Findings of a recent study published in the British Journal of Nutrition (Sept 2011) indicate that dietary folate and vitamin B6 intake significantly reduce the risk of breast cancer in women. The objective of the study was to examine the associations between dietary folate, vitamin B6, vitamin B12 and methionine intake. No associations were observed for vitamin B12 and methionine intake, but there was a significant inverse association between dietary folate and B6 intake with breast cancer risk.
Good dietary sources of folate include beans, lentils, peas, asparagus, cooked spinach, cooked beets and broccoli. The richest food sources of B6 include chickpeas, beef liver, salmon and chicken breast. If you are a vegetarian, you are more likely to be deficient in vitamin B6 (as well as B12). Certain prescription medications will deplete B vitamins. Here is a list of some common drugs that deplete folate and B6:
• topical and oral corticosteroids (such as prednisone)
• NSAIDS (such as ibuprofen, diclofenac, naproxen and indomethacin)
• several antibiotics
• birth control pills
• acid reflux inhibitors (such as cimetidine)
• anti-seizure medications
If you are taking any of these medications or if your dietary sources of folate and B6 intake are inadequate or if you suffer from any intestinal condition that would interfere with nutrient absorption, then it is a good idea to take these vitamins in supplement form on a daily basis. Symptoms of B6 deficiency may include: fatigue, breast tenderness, water retention/bloating (all common symptoms of ‘PMS’), neuropathy (tingling or numbness of the extremities), anxiety, depression and insomnia or poor sleep.
B vitamins are water-soluble – meaning, your body does not store B vitamins like it can with fat-soluble vitamins such as vitamin A and D – so be sure to take your B vitamins daily.
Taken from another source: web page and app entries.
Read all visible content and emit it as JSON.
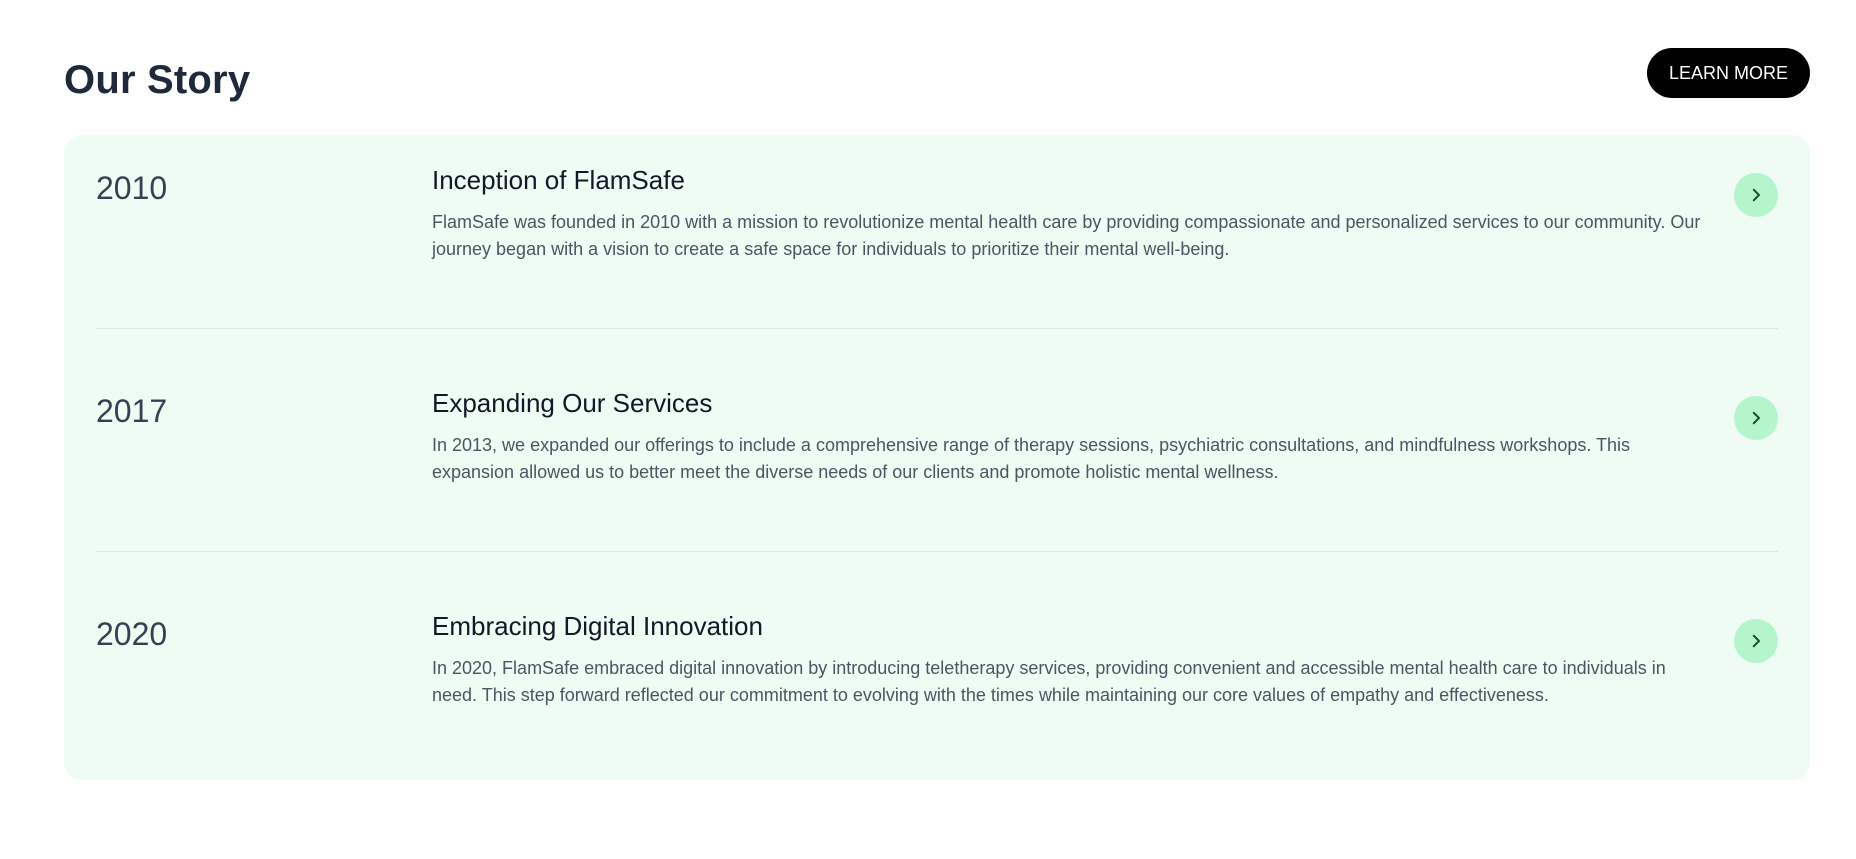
{
  "header": {
    "title": "Our Story",
    "learn_more_label": "LEARN MORE"
  },
  "story": {
    "items": [
      {
        "year": "2010",
        "title": "Inception of FlamSafe",
        "description": "FlamSafe was founded in 2010 with a mission to revolutionize mental health care by providing compassionate and personalized services to our community. Our journey began with a vision to create a safe space for individuals to prioritize their mental well-being."
      },
      {
        "year": "2017",
        "title": "Expanding Our Services",
        "description": "In 2013, we expanded our offerings to include a comprehensive range of therapy sessions, psychiatric consultations, and mindfulness workshops. This expansion allowed us to better meet the diverse needs of our clients and promote holistic mental wellness."
      },
      {
        "year": "2020",
        "title": "Embracing Digital Innovation",
        "description": "In 2020, FlamSafe embraced digital innovation by introducing teletherapy services, providing convenient and accessible mental health care to individuals in need. This step forward reflected our commitment to evolving with the times while maintaining our core values of empathy and effectiveness."
      }
    ],
    "arrow_icon": "chevron-right-icon"
  },
  "colors": {
    "card_background": "#eefcf3",
    "arrow_button_background": "#b5f5cc",
    "primary_button_background": "#000000",
    "primary_button_text": "#ffffff",
    "title_text": "#1e293b"
  }
}
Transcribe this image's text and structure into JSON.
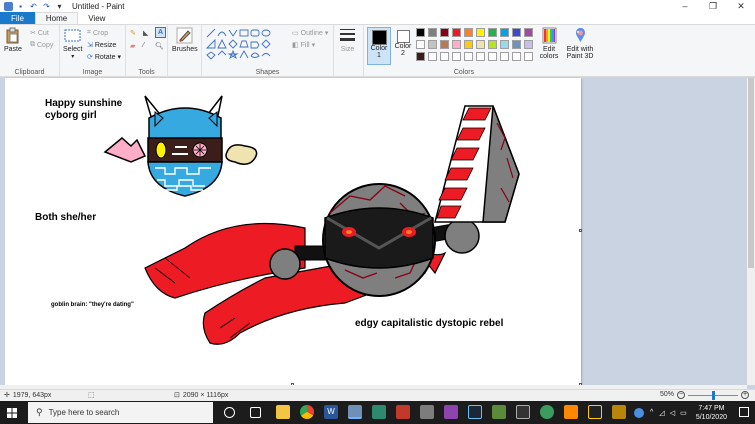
{
  "window": {
    "title": "Untitled - Paint"
  },
  "tabs": {
    "file": "File",
    "home": "Home",
    "view": "View"
  },
  "ribbon": {
    "clipboard": {
      "paste": "Paste",
      "cut": "Cut",
      "copy": "Copy",
      "label": "Clipboard"
    },
    "image": {
      "select": "Select",
      "crop": "Crop",
      "resize": "Resize",
      "rotate": "Rotate",
      "label": "Image"
    },
    "tools": {
      "label": "Tools",
      "brushes": "Brushes"
    },
    "shapes": {
      "outline": "Outline",
      "fill": "Fill",
      "label": "Shapes"
    },
    "size": {
      "label": "Size"
    },
    "colors": {
      "color1": "Color 1",
      "color2": "Color 2",
      "edit": "Edit colors",
      "paint3d": "Edit with Paint 3D",
      "label": "Colors",
      "color1_value": "#000000",
      "color2_value": "#ffffff",
      "palette_row1": [
        "#000000",
        "#7f7f7f",
        "#880015",
        "#ed1c24",
        "#ff7f27",
        "#fff200",
        "#22b14c",
        "#00a2e8",
        "#3f48cc",
        "#a349a4"
      ],
      "palette_row2": [
        "#ffffff",
        "#c3c3c3",
        "#b97a57",
        "#ffaec9",
        "#ffc90e",
        "#efe4b0",
        "#b5e61d",
        "#99d9ea",
        "#7092be",
        "#c8bfe7"
      ],
      "palette_row3": [
        "#3b1e1a",
        "#ffffff",
        "#ffffff",
        "#ffffff",
        "#ffffff",
        "#ffffff",
        "#ffffff",
        "#ffffff",
        "#ffffff",
        "#ffffff"
      ]
    }
  },
  "canvas_texts": {
    "sunshine_line1": "Happy sunshine",
    "sunshine_line2": "cyborg girl",
    "pronouns": "Both she/her",
    "goblin": "goblin brain: \"they're dating\"",
    "rebel": "edgy capitalistic dystopic rebel"
  },
  "status": {
    "cursor_pos": "1979, 643px",
    "image_size": "2090 × 1116px",
    "zoom": "50%",
    "zoom_fraction": 0.5
  },
  "taskbar": {
    "search_placeholder": "Type here to search",
    "time": "7:47 PM",
    "date": "5/10/2020"
  }
}
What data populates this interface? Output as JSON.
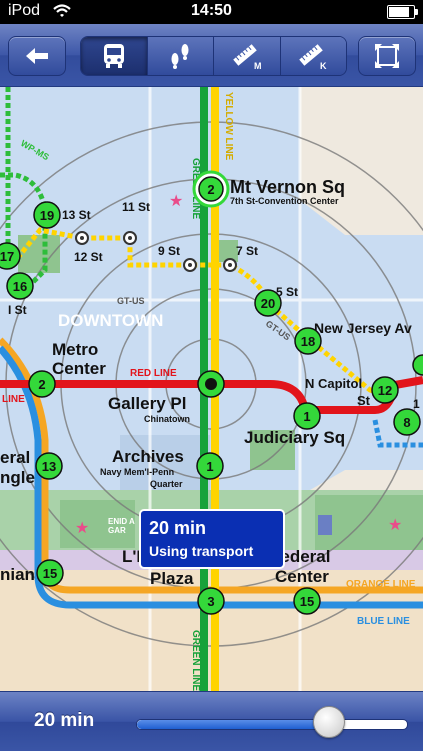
{
  "status_bar": {
    "carrier": "iPod",
    "time": "14:50"
  },
  "toolbar": {
    "back_icon": "back-arrow-icon",
    "modes": [
      {
        "icon": "bus-icon",
        "selected": true
      },
      {
        "icon": "footprints-icon",
        "selected": false
      },
      {
        "icon": "ruler-icon",
        "unit": "M",
        "selected": false
      },
      {
        "icon": "ruler-icon",
        "unit": "K",
        "selected": false
      }
    ],
    "fit_icon": "fit-screen-icon"
  },
  "map": {
    "area_label": "DOWNTOWN",
    "line_labels": {
      "green": "GREEN LINE",
      "yellow": "YELLOW LINE",
      "red": "RED LINE",
      "orange": "ORANGE LINE",
      "blue": "BLUE LINE",
      "wp_ms": "WP-MS",
      "gt_us_1": "GT-US",
      "gt_us_2": "GT-US"
    },
    "stations": {
      "mt_vernon": "Mt Vernon Sq",
      "mt_vernon_sub": "7th St-Convention Center",
      "13st": "13 St",
      "11st": "11 St",
      "12st": "12 St",
      "9st": "9 St",
      "7st": "7 St",
      "5st": "5 St",
      "ist": "I St",
      "metro_center_1": "Metro",
      "metro_center_2": "Center",
      "new_jersey": "New Jersey Av",
      "n_capitol_1": "N Capitol",
      "n_capitol_2": "St",
      "gallery": "Gallery Pl",
      "gallery_sub": "Chinatown",
      "judiciary": "Judiciary Sq",
      "archives": "Archives",
      "archives_sub_1": "Navy Mem'l-Penn",
      "archives_sub_2": "Quarter",
      "federal_left_1": "eral",
      "federal_left_2": "ngle",
      "lenfant_1": "L'E",
      "lenfant_2": "Plaza",
      "enid": "ENID A",
      "enid_2": "GAR",
      "federal_center_1": "Federal",
      "federal_center_2": "Center",
      "smithsonian": "nian",
      "partial_1": "1",
      "edge_line": "LINE"
    },
    "route_numbers": {
      "r2": "2",
      "r19": "19",
      "r17": "17",
      "r16": "16",
      "r20": "20",
      "r18": "18",
      "r2b": "2",
      "r12": "12",
      "r1a": "1",
      "r8": "8",
      "r13": "13",
      "r1b": "1",
      "r15a": "15",
      "r3": "3",
      "r15b": "15"
    },
    "info_box": {
      "time": "20 min",
      "subtitle": "Using transport"
    }
  },
  "bottom_bar": {
    "label": "20 min",
    "slider_fraction": 0.71
  }
}
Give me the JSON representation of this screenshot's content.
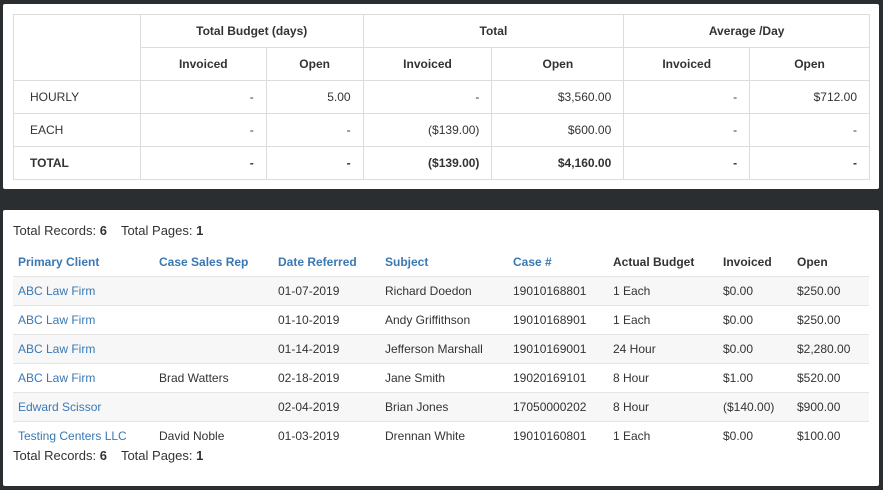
{
  "summary": {
    "groups": [
      "Total Budget (days)",
      "Total",
      "Average /Day"
    ],
    "subheaders": [
      "Invoiced",
      "Open",
      "Invoiced",
      "Open",
      "Invoiced",
      "Open"
    ],
    "rows": [
      {
        "label": "HOURLY",
        "values": [
          "-",
          "5.00",
          "-",
          "$3,560.00",
          "-",
          "$712.00"
        ]
      },
      {
        "label": "EACH",
        "values": [
          "-",
          "-",
          "($139.00)",
          "$600.00",
          "-",
          "-"
        ]
      },
      {
        "label": "TOTAL",
        "values": [
          "-",
          "-",
          "($139.00)",
          "$4,160.00",
          "-",
          "-"
        ]
      }
    ]
  },
  "records": {
    "total_records_label": "Total Records:",
    "total_records": "6",
    "total_pages_label": "Total Pages:",
    "total_pages": "1",
    "columns": [
      "Primary Client",
      "Case Sales Rep",
      "Date Referred",
      "Subject",
      "Case #",
      "Actual Budget",
      "Invoiced",
      "Open"
    ],
    "rows": [
      [
        "ABC Law Firm",
        "",
        "01-07-2019",
        "Richard Doedon",
        "19010168801",
        "1 Each",
        "$0.00",
        "$250.00"
      ],
      [
        "ABC Law Firm",
        "",
        "01-10-2019",
        "Andy Griffithson",
        "19010168901",
        "1 Each",
        "$0.00",
        "$250.00"
      ],
      [
        "ABC Law Firm",
        "",
        "01-14-2019",
        "Jefferson Marshall",
        "19010169001",
        "24 Hour",
        "$0.00",
        "$2,280.00"
      ],
      [
        "ABC Law Firm",
        "Brad Watters",
        "02-18-2019",
        "Jane Smith",
        "19020169101",
        "8 Hour",
        "$1.00",
        "$520.00"
      ],
      [
        "Edward Scissor",
        "",
        "02-04-2019",
        "Brian Jones",
        "17050000202",
        "8 Hour",
        "($140.00)",
        "$900.00"
      ],
      [
        "Testing Centers LLC",
        "David Noble",
        "01-03-2019",
        "Drennan White",
        "19010160801",
        "1 Each",
        "$0.00",
        "$100.00"
      ]
    ]
  }
}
Look for a B complex formula that contains a minimum of 50mg of B6. I recommend Thorne Multi-B#6. Research indicates the best form of supplemental folate is 5-methyltetrahydrofolate (5-MTHF). If you are planning a pregnancy or have a personal or family history of breast cancer, take additional 5-MTHF along with a B complex and a good quality prenatal multi-vitamin.Leave a reply